(Records to use)

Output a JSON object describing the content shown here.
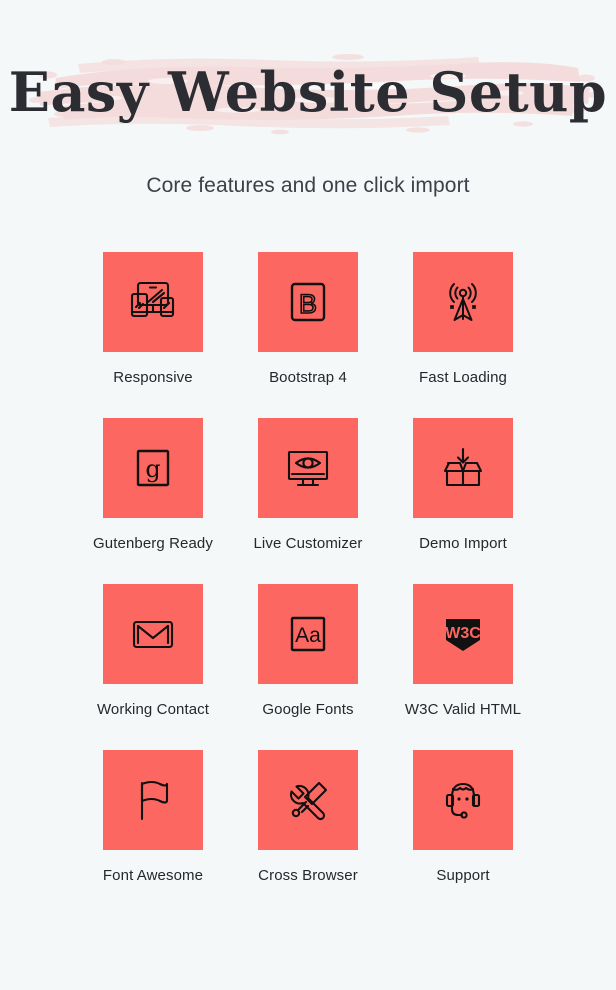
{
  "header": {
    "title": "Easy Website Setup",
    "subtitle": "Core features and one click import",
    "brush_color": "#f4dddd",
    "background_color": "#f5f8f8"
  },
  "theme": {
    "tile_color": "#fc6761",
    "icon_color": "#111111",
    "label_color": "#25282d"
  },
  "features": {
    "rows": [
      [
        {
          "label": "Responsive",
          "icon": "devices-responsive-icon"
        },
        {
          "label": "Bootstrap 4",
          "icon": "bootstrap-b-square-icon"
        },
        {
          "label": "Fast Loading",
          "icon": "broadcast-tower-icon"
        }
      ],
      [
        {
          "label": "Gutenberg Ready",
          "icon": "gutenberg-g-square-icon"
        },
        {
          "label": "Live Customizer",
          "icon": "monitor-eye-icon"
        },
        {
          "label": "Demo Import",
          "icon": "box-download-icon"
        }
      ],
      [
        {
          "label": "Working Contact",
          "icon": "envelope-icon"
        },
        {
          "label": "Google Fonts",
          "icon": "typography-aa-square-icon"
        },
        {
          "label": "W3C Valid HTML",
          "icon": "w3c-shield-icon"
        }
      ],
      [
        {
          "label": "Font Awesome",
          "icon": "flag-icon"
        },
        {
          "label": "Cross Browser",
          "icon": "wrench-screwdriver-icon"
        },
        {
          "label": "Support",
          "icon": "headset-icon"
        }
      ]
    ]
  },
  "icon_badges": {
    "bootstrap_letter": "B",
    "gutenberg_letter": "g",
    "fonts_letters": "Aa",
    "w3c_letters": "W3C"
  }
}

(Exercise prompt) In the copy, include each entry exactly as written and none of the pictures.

(Solution for this exercise)
Output a JSON object describing the content shown here.
{
  "header": {
    "title": "Easy Website Setup",
    "subtitle": "Core features and one click import",
    "brush_color": "#f4dddd",
    "background_color": "#f5f8f8"
  },
  "theme": {
    "tile_color": "#fc6761",
    "icon_color": "#111111",
    "label_color": "#25282d"
  },
  "features": {
    "rows": [
      [
        {
          "label": "Responsive",
          "icon": "devices-responsive-icon"
        },
        {
          "label": "Bootstrap 4",
          "icon": "bootstrap-b-square-icon"
        },
        {
          "label": "Fast Loading",
          "icon": "broadcast-tower-icon"
        }
      ],
      [
        {
          "label": "Gutenberg Ready",
          "icon": "gutenberg-g-square-icon"
        },
        {
          "label": "Live Customizer",
          "icon": "monitor-eye-icon"
        },
        {
          "label": "Demo Import",
          "icon": "box-download-icon"
        }
      ],
      [
        {
          "label": "Working Contact",
          "icon": "envelope-icon"
        },
        {
          "label": "Google Fonts",
          "icon": "typography-aa-square-icon"
        },
        {
          "label": "W3C Valid HTML",
          "icon": "w3c-shield-icon"
        }
      ],
      [
        {
          "label": "Font Awesome",
          "icon": "flag-icon"
        },
        {
          "label": "Cross Browser",
          "icon": "wrench-screwdriver-icon"
        },
        {
          "label": "Support",
          "icon": "headset-icon"
        }
      ]
    ]
  },
  "icon_badges": {
    "bootstrap_letter": "B",
    "gutenberg_letter": "g",
    "fonts_letters": "Aa",
    "w3c_letters": "W3C"
  }
}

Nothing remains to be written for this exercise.